Yan Kuznetsov—The Calgary Flames’ second-round pick in 2020—was a controversial player in TWC’s ranking system, ranked as high as ninth (by myself and one other) and as low as 14th. However, one thing that was universally agreed upon is his value in the top-15, and he is a prospect that is going to be exciting to see grow with the Stockton Heat next season.
Kuznetsov’s on-ice performance
In what was to be his final season in the NCAA with the University of Connecticut Huskies, Kuznetsov continued his strong play as a top-pairing defenceman in a shutdown role. While he only played 16 games in a pandemic-shortened season, Kuznetsov took on a greater role on the team, and put up more points-per-game-played. This season, Kuznetsov played a heavily defensive role, seeing time exclusively at even strength and on the penalty kill.
This role is very similar to the role that he saw when he was the first ever American-based player to play for Team Russia at the World Junior Championships this past winter. As one of the team’s youngest players, he still managed the fourth-most time on ice and looked decent when on the ice. While he did not find himself on the scoresheet, he had himself a good tournament in a shutdown role.
Following this season, he turned pro, signing an entry-level deal with the Flames. It is incredibly rare for an NCAA player to turn pro after their second season, and Kuznetsov joins just a handful of others to do the same including Quinn Hughes and Charlie McAvoy. He was also the first NCAA player in his draft class to sign an entry-level contract (ELC). This goes to show just how highly valued he is defensively.
He finished the season in the AHL with the Stockton Heat, where he played his first six professional games. While he did not appear on the scoresheet here, he was good in a sheltered role.
Kuznetsov’s strengths and weaknesses
Kuznetsov excels where most defence prospects do not, on defence. He has incredible positioning and a strong active stick that can knock the puck off opposing players’ sticks. As old hockey men would say: “you can’t teach size,” and Kuznetsov has it in spades. Standing an imposing 6’4″ and weighing in over 215 pounds, he is a big figure on the ice, and uses his big frame and low centre of gravity to keep skaters to the outside. Kuznetsov is not the fastest guy on the ice, but he has a high hockey IQ and is able to read the play going the other way to ensure he is never out of position.
Watch this play where he is the left side defenceman, crushing an offensive opportunity from the other team then making an incredible outlet pass. Poised, patient and effective.
While he is never going to dazzle offensively, Kuznetsov does have a very heavy slap shot and a decent wrist shot that can cut through traffic and find its way to the back of the net.
Take a look at this incredible goal he scored earlier in the year from the blueline:
He also has good vision for the play, and is able to make strong passes to generate chance. Do not expect him to get caught pinching, as he is often the first man back on plays going the other way.
On the Flames, he is probably most similar to a defenceman like Chris Tanev: a steady reliable defensive defenceman who can play a second pairing role.
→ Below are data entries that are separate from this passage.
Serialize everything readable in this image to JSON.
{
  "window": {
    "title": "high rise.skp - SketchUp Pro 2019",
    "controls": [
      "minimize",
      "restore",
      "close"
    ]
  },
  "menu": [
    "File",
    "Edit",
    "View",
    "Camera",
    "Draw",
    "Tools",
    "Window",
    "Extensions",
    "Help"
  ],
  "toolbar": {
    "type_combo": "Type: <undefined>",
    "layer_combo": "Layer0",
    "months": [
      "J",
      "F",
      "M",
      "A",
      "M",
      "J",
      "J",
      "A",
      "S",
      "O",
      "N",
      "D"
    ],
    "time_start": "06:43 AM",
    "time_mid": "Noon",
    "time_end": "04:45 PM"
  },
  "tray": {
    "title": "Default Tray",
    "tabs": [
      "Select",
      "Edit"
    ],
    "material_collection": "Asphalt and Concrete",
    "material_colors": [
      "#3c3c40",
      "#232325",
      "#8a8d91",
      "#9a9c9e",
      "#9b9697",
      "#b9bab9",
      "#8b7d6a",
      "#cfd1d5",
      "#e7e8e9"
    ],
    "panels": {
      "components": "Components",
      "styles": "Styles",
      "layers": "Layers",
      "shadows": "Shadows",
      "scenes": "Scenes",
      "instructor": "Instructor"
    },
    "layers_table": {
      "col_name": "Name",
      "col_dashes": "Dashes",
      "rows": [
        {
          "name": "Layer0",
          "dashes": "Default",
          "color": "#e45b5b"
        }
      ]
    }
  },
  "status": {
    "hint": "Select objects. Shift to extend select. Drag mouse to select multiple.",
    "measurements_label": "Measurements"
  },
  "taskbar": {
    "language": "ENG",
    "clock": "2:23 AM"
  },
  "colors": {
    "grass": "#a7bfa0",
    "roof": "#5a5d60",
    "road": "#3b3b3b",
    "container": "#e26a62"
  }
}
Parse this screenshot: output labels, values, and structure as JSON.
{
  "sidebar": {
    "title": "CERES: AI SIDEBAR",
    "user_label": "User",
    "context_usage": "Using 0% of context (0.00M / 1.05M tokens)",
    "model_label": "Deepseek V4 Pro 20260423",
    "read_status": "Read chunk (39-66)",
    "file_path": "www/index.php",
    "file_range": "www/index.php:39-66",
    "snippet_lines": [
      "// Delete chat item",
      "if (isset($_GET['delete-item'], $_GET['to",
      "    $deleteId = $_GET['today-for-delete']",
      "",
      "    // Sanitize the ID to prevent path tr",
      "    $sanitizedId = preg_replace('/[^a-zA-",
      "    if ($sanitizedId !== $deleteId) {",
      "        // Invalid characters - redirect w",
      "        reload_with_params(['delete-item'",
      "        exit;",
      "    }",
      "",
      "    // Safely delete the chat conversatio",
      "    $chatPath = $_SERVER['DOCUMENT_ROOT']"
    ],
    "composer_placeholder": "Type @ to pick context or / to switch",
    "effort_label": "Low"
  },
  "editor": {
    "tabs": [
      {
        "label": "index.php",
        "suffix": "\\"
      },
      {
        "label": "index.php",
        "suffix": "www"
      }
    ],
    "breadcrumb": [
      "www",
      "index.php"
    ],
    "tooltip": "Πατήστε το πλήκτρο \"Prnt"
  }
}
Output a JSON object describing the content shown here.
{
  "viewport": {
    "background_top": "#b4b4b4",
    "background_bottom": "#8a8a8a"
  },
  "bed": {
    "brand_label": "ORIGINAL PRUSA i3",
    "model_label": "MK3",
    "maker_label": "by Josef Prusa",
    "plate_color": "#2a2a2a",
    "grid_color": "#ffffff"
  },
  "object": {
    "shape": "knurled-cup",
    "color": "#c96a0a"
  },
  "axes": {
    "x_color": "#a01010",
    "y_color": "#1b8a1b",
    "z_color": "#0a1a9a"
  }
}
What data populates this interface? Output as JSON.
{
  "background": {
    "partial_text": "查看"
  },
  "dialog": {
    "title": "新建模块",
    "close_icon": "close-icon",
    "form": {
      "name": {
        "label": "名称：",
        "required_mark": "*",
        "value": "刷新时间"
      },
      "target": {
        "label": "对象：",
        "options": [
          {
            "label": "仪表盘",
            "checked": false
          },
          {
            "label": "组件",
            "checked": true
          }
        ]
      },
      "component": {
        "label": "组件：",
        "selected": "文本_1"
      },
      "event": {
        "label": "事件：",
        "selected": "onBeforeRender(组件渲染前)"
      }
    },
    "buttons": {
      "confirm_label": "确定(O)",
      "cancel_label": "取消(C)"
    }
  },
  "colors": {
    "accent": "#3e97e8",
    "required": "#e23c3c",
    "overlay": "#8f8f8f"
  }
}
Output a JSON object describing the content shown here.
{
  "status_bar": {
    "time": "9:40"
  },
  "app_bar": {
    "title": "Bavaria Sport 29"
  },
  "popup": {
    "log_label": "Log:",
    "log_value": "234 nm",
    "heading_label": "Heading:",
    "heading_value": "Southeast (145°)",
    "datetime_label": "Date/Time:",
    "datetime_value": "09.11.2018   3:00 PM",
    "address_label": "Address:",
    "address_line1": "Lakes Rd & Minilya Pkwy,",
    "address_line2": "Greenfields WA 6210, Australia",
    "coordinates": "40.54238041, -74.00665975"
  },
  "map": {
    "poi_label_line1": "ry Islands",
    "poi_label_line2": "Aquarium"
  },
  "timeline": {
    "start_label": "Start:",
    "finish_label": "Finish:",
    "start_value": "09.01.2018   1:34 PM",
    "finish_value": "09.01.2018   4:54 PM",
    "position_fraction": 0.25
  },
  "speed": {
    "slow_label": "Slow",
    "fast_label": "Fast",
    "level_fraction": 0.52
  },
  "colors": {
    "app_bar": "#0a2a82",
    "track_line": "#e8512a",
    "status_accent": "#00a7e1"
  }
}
Coaches often bemoan the defensive ability of their younger defencemen, but that will not be a concern for Kuznetsov, who seems to have what it takes to handle this role as a professional at the ripe age of 19. He could be a sneaky good find for the Flames in the second round.
What’s next for Kuznetsov
Next season is going to be very interesting for Kuznetsov, as he looks to solidify himself on the left side of the Stockton Heat blueline. The way that blueline shapes up is going to be very interesting with him, Colton Poolman and Ilya Solovyov fighting for minutes on the left, and Johannes Kinnvall being the one option on the right side as of now.
Kuznetsov has always proven his doubters wrong. Nobody expected much from him when he came to North America to play in the USHL, but he dazzled defensively and earned a spot with the University of Connecticut. In his rookie season, again little was expected, but he put up 11 points in 34 games, good for second among defencemen on his team. He worked his way to being a top-pairing defenceman and earning a role with Team Russia as well as earning an ELC with the Flames. Do not sleep on him, Kuznetsov could be challenging for a role with the Flames sooner than many may think.
Featured image created with Venngage.